"Wil," he said, "you didn't think I'd like Firefly."

"Touche," I said with a smile. "Any time you want to watch The Prisoner, I am so there."

Actually, any time you want to do anything, I am so there, because I don't want to be a stranger to you for the next five years, and I'll close the gap any way I can.

"Okay," he said. "Maybe after school some day next week."

"When –"

"When my homework's done," he said. "I know, Wil."

He wasn't snotty. He wasn't rude. He wasn't impatient or unpleasant. He just . . . was. I saw a lot of myself in him.

"I need to work my a–" he began, "I need to work very hard this semester."

I nodded my head. "I'm glad you know that, Ryan."

He turned back around to his computer. I stood in his doorway and looked at him for a minute.

He may not have my DNA, but I've given him some of the things that matter in life.


He didn't turn around. "Hmm?"

"I love you."

"I love you too, Wil."

"Ramble On, And now's the time, the time is now, to sing my song.
I'm goin' 'round the world, I got to find my girl, on my way.
I've been this way ten years to the day, Ramble On,
Gotta find the queen of all my dreams."

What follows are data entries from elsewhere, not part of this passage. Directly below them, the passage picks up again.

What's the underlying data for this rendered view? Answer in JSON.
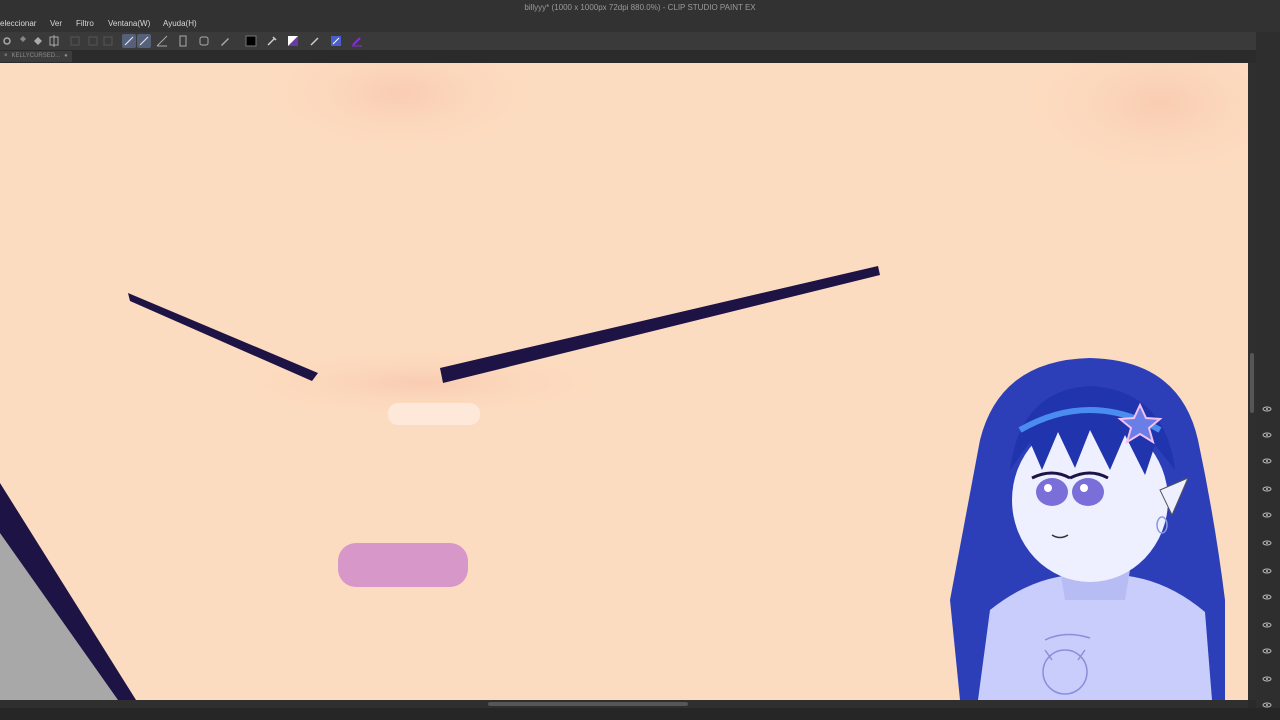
{
  "window": {
    "title": "billyyy* (1000 x 1000px 72dpi 880.0%) - CLIP STUDIO PAINT EX"
  },
  "menu": {
    "items": [
      "eleccionar",
      "Ver",
      "Filtro",
      "Ventana(W)",
      "Ayuda(H)"
    ]
  },
  "toolbar": {
    "icons": [
      "settings-icon",
      "undo-icon",
      "redo-icon",
      "transform-icon",
      "selection-icon",
      "pen-tool-icon",
      "brush-tool-icon",
      "ruler-icon",
      "layer-icon",
      "reference-icon",
      "pen-icon",
      "color-swatch-icon",
      "eyedropper-icon",
      "invert-icon",
      "pencil-icon",
      "fill-icon",
      "brush-purple-icon"
    ]
  },
  "tab": {
    "label": "KELLYCURSED..."
  },
  "colors": {
    "canvas_skin": "#fcdcc0",
    "lineart": "#1e1345",
    "mouth": "#d797c8",
    "accent": "#8a2be2"
  }
}
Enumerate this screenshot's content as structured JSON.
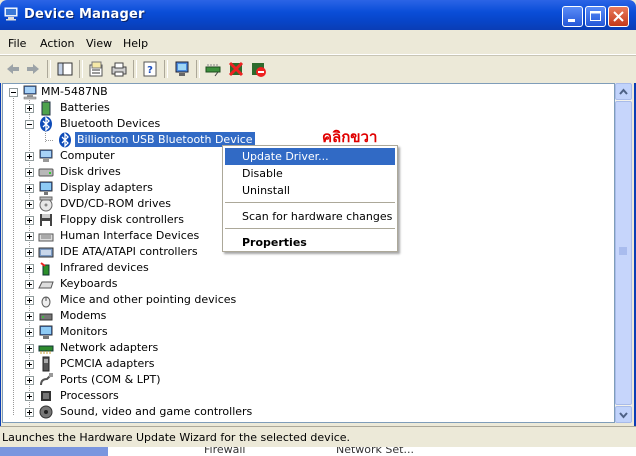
{
  "window": {
    "title": "Device Manager",
    "controls": [
      "minimize-icon",
      "maximize-icon",
      "close-icon"
    ]
  },
  "menubar": {
    "items": [
      "File",
      "Action",
      "View",
      "Help"
    ]
  },
  "toolbar": {
    "icons": [
      "back-icon",
      "forward-icon",
      "show-hide-tree-icon",
      "properties-icon",
      "print-icon",
      "help-icon",
      "scan-hardware-icon",
      "update-driver-icon",
      "uninstall-icon",
      "disable-icon"
    ]
  },
  "tree": {
    "root": "MM-5487NB",
    "items": [
      {
        "label": "Batteries",
        "icon": "battery-icon"
      },
      {
        "label": "Bluetooth Devices",
        "icon": "bluetooth-icon",
        "expanded": true
      },
      {
        "label": "Billionton USB Bluetooth Device",
        "icon": "bluetooth-icon",
        "child": true,
        "selected": true
      },
      {
        "label": "Computer",
        "icon": "computer-icon"
      },
      {
        "label": "Disk drives",
        "icon": "disk-icon"
      },
      {
        "label": "Display adapters",
        "icon": "display-icon"
      },
      {
        "label": "DVD/CD-ROM drives",
        "icon": "cdrom-icon"
      },
      {
        "label": "Floppy disk controllers",
        "icon": "floppy-icon"
      },
      {
        "label": "Human Interface Devices",
        "icon": "hid-icon"
      },
      {
        "label": "IDE ATA/ATAPI controllers",
        "icon": "ide-icon"
      },
      {
        "label": "Infrared devices",
        "icon": "infrared-icon"
      },
      {
        "label": "Keyboards",
        "icon": "keyboard-icon"
      },
      {
        "label": "Mice and other pointing devices",
        "icon": "mouse-icon"
      },
      {
        "label": "Modems",
        "icon": "modem-icon"
      },
      {
        "label": "Monitors",
        "icon": "monitor-icon"
      },
      {
        "label": "Network adapters",
        "icon": "network-icon"
      },
      {
        "label": "PCMCIA adapters",
        "icon": "pcmcia-icon"
      },
      {
        "label": "Ports (COM & LPT)",
        "icon": "port-icon"
      },
      {
        "label": "Processors",
        "icon": "processor-icon"
      },
      {
        "label": "Sound, video and game controllers",
        "icon": "sound-icon"
      }
    ]
  },
  "context_menu": {
    "update_driver": "Update Driver...",
    "disable": "Disable",
    "uninstall": "Uninstall",
    "scan": "Scan for hardware changes",
    "properties": "Properties"
  },
  "annotation": "คลิกขวา",
  "status_bar": "Launches the Hardware Update Wizard for the selected device.",
  "taskbar_fragment": {
    "left": "Firewall",
    "right": "Network Set..."
  },
  "colors": {
    "titlebar": "#0A4ED8",
    "selection": "#316AC5",
    "annotation": "#E00000",
    "chrome": "#ECE9D8"
  }
}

*Yeah, I'm proud of him. Sue me.

We ended up watching a whole lot of The Prisoner together before he went off to college, and we watched a lot of Twin Peaks, The Twilight Zone, and The Outer Limits, too. I meet grown-up kids and their parents all the time these days who tell me that watching Star Trek together was important to them, and after watching these shows with my own kids, I totally understand what they're talking about.

Ryan is in his sophomore year right now. Every day, it seems, he sends me a text message or an e-mail, or calls me and his mom to tell us what's going on at school, or just to tell us he loves us. While I do miss him, I can't be too sad, because my whole goal as his parent was to raise a smart, capable, independent, successful and responsible person.

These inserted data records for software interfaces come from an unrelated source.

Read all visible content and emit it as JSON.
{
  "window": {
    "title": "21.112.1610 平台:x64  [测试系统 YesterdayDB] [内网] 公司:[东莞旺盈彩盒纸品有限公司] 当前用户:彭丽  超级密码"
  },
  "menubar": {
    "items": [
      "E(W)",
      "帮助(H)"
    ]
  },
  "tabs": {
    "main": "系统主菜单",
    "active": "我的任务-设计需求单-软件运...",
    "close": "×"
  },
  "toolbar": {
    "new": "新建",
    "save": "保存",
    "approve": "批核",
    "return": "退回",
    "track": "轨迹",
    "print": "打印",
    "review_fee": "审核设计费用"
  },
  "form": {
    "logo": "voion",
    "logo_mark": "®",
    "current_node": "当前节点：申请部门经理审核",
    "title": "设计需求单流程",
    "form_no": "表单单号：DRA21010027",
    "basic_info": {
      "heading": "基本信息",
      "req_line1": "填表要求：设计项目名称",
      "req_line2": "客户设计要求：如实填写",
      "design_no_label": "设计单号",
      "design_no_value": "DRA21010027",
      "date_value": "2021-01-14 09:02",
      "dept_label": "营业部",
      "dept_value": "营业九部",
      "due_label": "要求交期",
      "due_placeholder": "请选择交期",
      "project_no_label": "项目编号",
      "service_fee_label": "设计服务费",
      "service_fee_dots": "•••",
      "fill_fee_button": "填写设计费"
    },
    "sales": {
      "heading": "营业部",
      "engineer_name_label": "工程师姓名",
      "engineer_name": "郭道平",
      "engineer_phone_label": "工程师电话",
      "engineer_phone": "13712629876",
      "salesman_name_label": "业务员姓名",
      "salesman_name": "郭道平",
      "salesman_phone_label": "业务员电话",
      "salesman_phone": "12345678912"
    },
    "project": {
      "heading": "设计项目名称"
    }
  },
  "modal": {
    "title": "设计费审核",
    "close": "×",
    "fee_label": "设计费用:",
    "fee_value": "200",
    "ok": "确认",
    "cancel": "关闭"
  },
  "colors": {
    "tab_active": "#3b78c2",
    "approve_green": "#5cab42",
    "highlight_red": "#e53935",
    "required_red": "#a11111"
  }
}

Every day, it seems, he affirms for me in some way that we were successful.

from the vault: fifty-one seconds in the kitchen

I needed to double-check a date for the final Podcasts I Love post on Saturday, so I found myself in my old blog archives yesterday afternoon. An hour later, I was surprised to discover that I had been reading my own blog for an hour. It was like I was reading something someone else had written, and I really enjoyed the stories from that particular time.

I'm not sure where you're all coming from, but there are an astonishingly huge number of recent new visitors to my little hunk of Internet, and I thought I'd share something from the vault that you probably haven't seen before:

fifty-one seconds in the kitchen

I stood in front of the open refrigerator, and scanned the shelves. Anne spoke to me from the dining room.

"What are you doing?" She said.

"I'm thinking about having a Homer Simpson," I said.

"Donuts and a beer?" She said.

I stood up, a pink box in one hand, an Arrogant Bastard Ale in the other.

"Yeah," I said. "Isn't that horrible?"

"What's horrible," she said, "is that I knew what you were talking about without looking."

I opened up the box. A glazed donut clung to one side, and a devil's food with rainbow jimmies rested next to it. The crumbs and remains of their brothers surrounded them.

"You want to join me?" I said. "There are two donuts left."

"No. That's disgusting." She said. "I think I'll have a Flaming Moe instead."

"Okay," I said, "I'll get the cough syrup."

I love this silly little short story because it tells you almost everything you need to know about me and Anne, and what we're like together. Though the idea of eating a donut totally grosses me out now, if I close my eyes, I can see myself standing in our kitchen, in front of our old refrigerator, holding that flimsy pink box so many years ago.

I'm my own worst critic, and when I look at my acting and writing work, it's hard for me to see anything other than the flaws. But there's enough distance between me and these old entries to just let them exist on their own, and accept that they were the best I could do at the time.

I liked some of the things I read yesterday so much, I'm considering polishing them up and re-releasing them in some nifty way with a bit of context and commentary. Whether that's on my blog, on a podcast, in a book, or some combination of all three is yet to be determined, but I'm putting it on my short list of Crazy Ideas That May Be Awesome, Or Just Crazy.